Writing a technical manual is - shall we say - challenging.  How to convey the information without being so obscure no one understands what you are trying to say?  Or too condescending?  (Do I really want to write a Weaving for Dummies?)  Too casual or too pedantic - either are not good, in my opinion.  So I want to strike a balance between sharing my experiences - which are admittedly subjective - with 'hard' facts - the stuff that is generally 'true' for most.

In a 'soft' craft like weaving - your mileage may most definitely vary.

So, I have assembled a team of people who I know will give me honest (but kind) feedback, people who have expertise I don't have, and shushed my Inner Critic (mostly).

I still have doubts that I can produce a 'good' book but I'm going to try.  Ultimately the buying public will be voting on how well I managed.  I'm also taking a huge gamble by self-publishing.  But doing it under my complete control means that I will produce something that I can put my name to, and not have to worry about someone else editing it and determining if those xxx pages are all necessary or not.  It will have as much information as I can think of to fit in, no cuts because it will cost too much.  I will control the finances I put into this and I will determine how much needs to be included.

Am I a control freak?  Why, thank you for noticing!  I suppose what I want is to write the book I wish had been available when I started to weave...


Peg Cherre said...

There is absolutely no doubt your book will be a gem, so stop worrying about that! I do envy your ability to transmit information in a kind, gentle, and clear manner.

And I NEVER think I have enough stock. ESPECIALLY since I've mostly been doing custom weaving for the past 2 years....nowhere near enough time to weave for the shows!

Nancy said...

in my day job I am developing the content end of our materials, and so I understand what you are saying about the appropriate voice.
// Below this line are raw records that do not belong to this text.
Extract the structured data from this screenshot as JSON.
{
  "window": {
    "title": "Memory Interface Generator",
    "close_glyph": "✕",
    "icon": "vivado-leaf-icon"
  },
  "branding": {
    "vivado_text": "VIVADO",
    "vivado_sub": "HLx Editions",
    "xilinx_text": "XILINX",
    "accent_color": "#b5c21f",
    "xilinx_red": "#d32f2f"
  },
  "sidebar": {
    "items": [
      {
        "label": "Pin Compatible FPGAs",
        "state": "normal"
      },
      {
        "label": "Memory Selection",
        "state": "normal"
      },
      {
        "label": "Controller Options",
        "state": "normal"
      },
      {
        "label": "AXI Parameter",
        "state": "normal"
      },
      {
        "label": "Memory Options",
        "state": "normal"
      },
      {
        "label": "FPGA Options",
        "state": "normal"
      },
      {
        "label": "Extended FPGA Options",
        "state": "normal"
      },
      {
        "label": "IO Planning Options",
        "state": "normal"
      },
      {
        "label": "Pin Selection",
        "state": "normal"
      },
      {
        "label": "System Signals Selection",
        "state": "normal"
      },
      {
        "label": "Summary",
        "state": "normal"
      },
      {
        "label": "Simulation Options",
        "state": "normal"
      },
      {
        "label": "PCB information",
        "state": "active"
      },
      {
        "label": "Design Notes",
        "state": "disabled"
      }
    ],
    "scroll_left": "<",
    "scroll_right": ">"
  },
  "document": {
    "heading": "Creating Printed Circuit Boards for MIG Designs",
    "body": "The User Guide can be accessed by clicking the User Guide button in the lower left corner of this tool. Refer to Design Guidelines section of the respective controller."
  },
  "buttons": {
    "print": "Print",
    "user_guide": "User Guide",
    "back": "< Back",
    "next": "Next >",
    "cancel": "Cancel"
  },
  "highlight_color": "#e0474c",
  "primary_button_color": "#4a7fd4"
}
Working with my editor (who is also working on training materials for me) we provided several versions of the same textthat brought in lesser or greater depths of the synthesis of the material. That made it easier to see what we liked and didn't like about the various iterations. It also did help us come to a conclusion as to the voice of the final product. It may or not be helpful, but determining "who" your audience is will help. Are you writing for the whole known weaving world - newbies to experienced? or are you starting with a certain level of expected knowledge? That may inform your voice, and also determine what additional footnotes or informational boxes you may include on a page.
However you choose to go about it, I know that you'll be the master of your time management, and I look forward to reading you in print, after learning from you in person! press on!

steelwool said...

Have seen your you-tube videos, and have bought 2 videos from interweave of yours, and I would definitely purchase book sight unseen. Common sense has become an oxymoron, something that is not so common anymore. "the common sense approach to weaving", an opinionated version , however you want to approach the subject, I'm waiting. Very tired of the"" my way or the highway approach that is out there now. I'm learning from your blog . We, your readers, (followers) aren't worried, don't you be.

terri said...

You write well--that's clear from your blog. Looking forward to seeing what you come up with!

(If you need it, I might be able to volunteer some time to help with editing the manuscript, depending on the timing of things...)